From Dato Kennedy Jawan, Ambassador of Malaysia to Japan.
I refer to the article "Malaysians are aghast at Muhyiddin's craven 'not a coup' moment" written by William Pesek and published in Nikkei Asia on Jan. 14. We found the article to be skewed and misleading to your readers.
Many countries all over the world have declared a state of national emergency to galvanize resources to deal more effectively with the COVID-19 pandemic. Malaysia is no exception.
The declaration of the state of emergency on Jan. 12 by His Majesty the Yang di-Pertuan Agong (His Majesty the King), the Head of State of Malaysia, at the advice of the Prime Minister, was to urgently curb the pace of the COVID-19 contagion in Malaysia.
Only His Majesty can declare a state of emergency should His Majesty be satisfied that a grave situation threatening the country's security, economic life or public order exists as stipulated in Article 150 (1) of the Federal Constitution of Malaysia.

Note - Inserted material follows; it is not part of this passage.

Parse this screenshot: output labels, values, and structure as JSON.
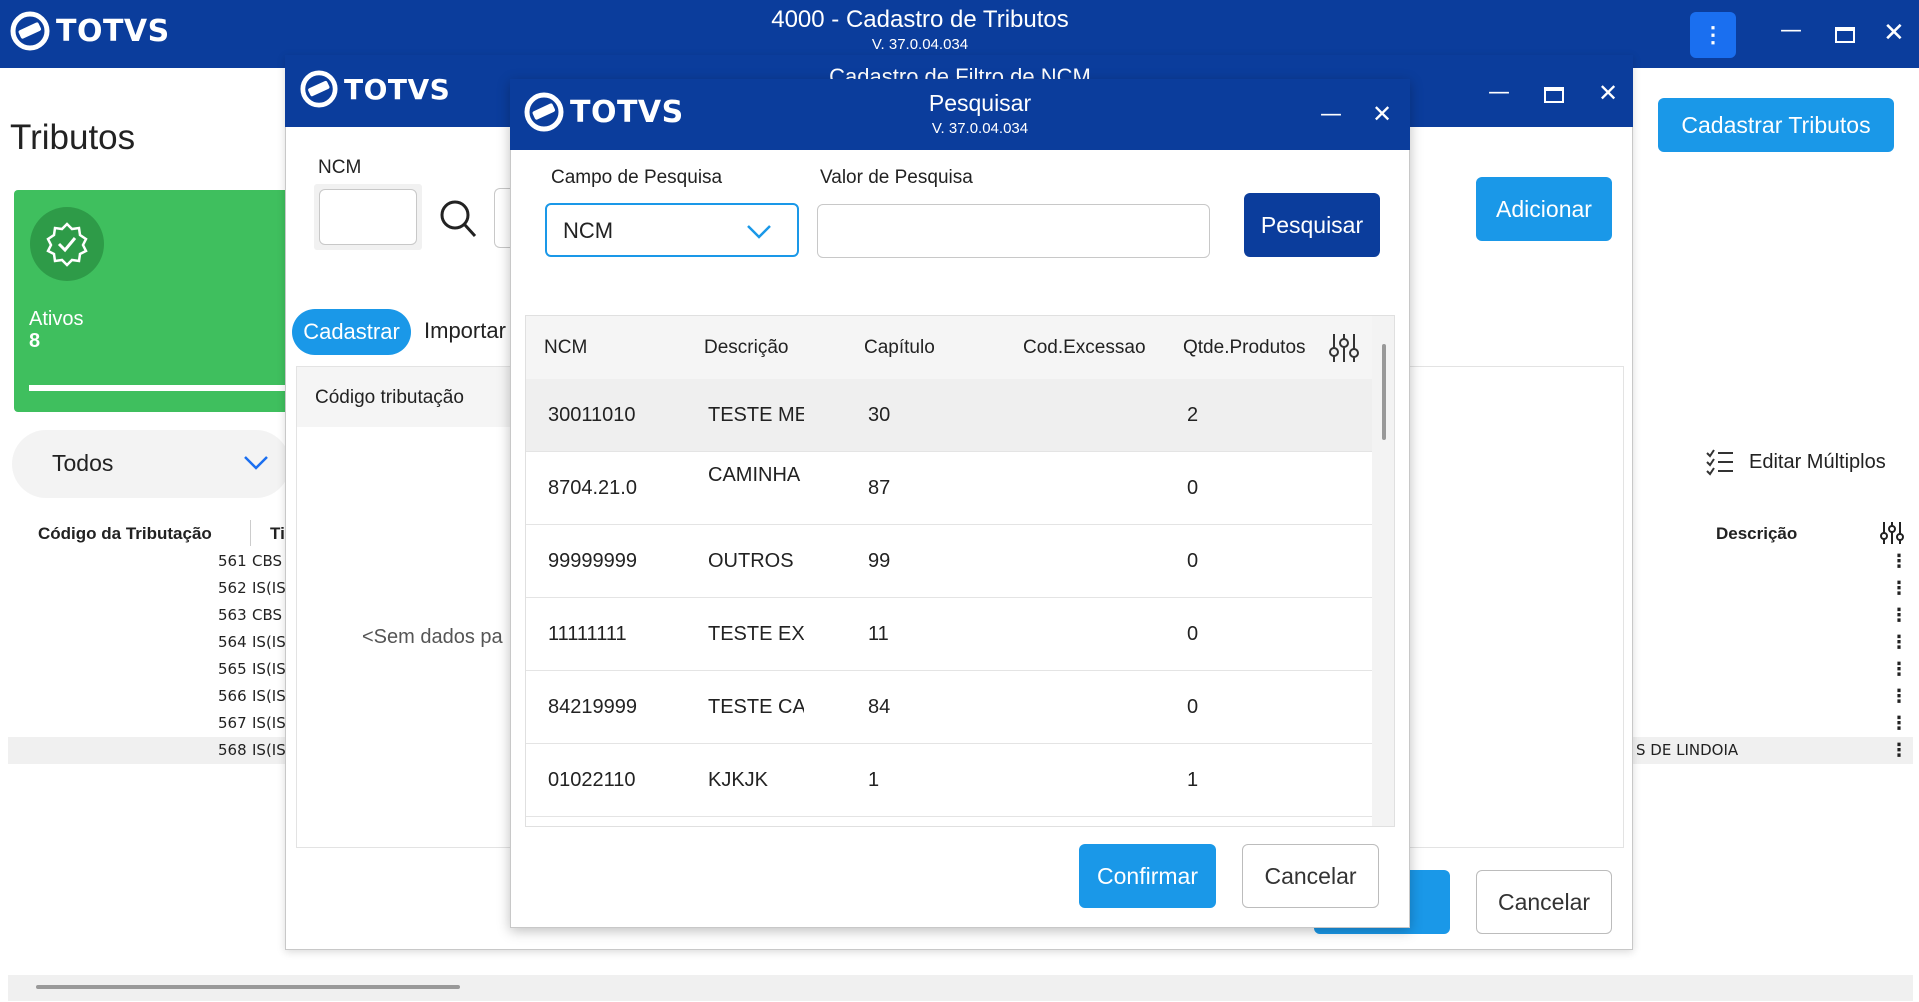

It should be noted that His Majesty's decision to declare the state of emergency was a result of an independent as well as careful and legitimate considerations in protecting the interest and well-being of the people of Malaysia.
The emergency declaration is NOT a military coup. No curfew was imposed. An independent special committee, comprising members of Parliament from the government and the opposition, as well as independent health experts, was established to ensure transparency and to advise His Majesty on either the termination of the emergency earlier than Aug. 1 or otherwise.
For Malaysia, the socioeconomic and health impact of COVID-19 has been compounded by heavy flooding in many states, posing major threats to the livelihood of the people. Thus, the declaration of emergency also provides the federal and state governments with the necessary tools to curb the COVID-19 pandemic more effectively.
It goes without saying that all governments have been doing their best in mitigating this pandemic according to their respective country's situation. The common denominator is obvious: that lives of the people take precedence over all other matters.
However, by highlighting past political disputes, the article appears to have missed the point of these measures and neglected the fact that addressing the pandemic takes priority over politics, not only in Malaysia but globally. The "real emergency" here is definitely how skewed the article was.
It is hoped that while Malaysia is doing her part in addressing the pandemic, either directly or indirectly, we must not forget that concerted efforts by all parties are imperative toward flattening the curve of the contagion throughout the world.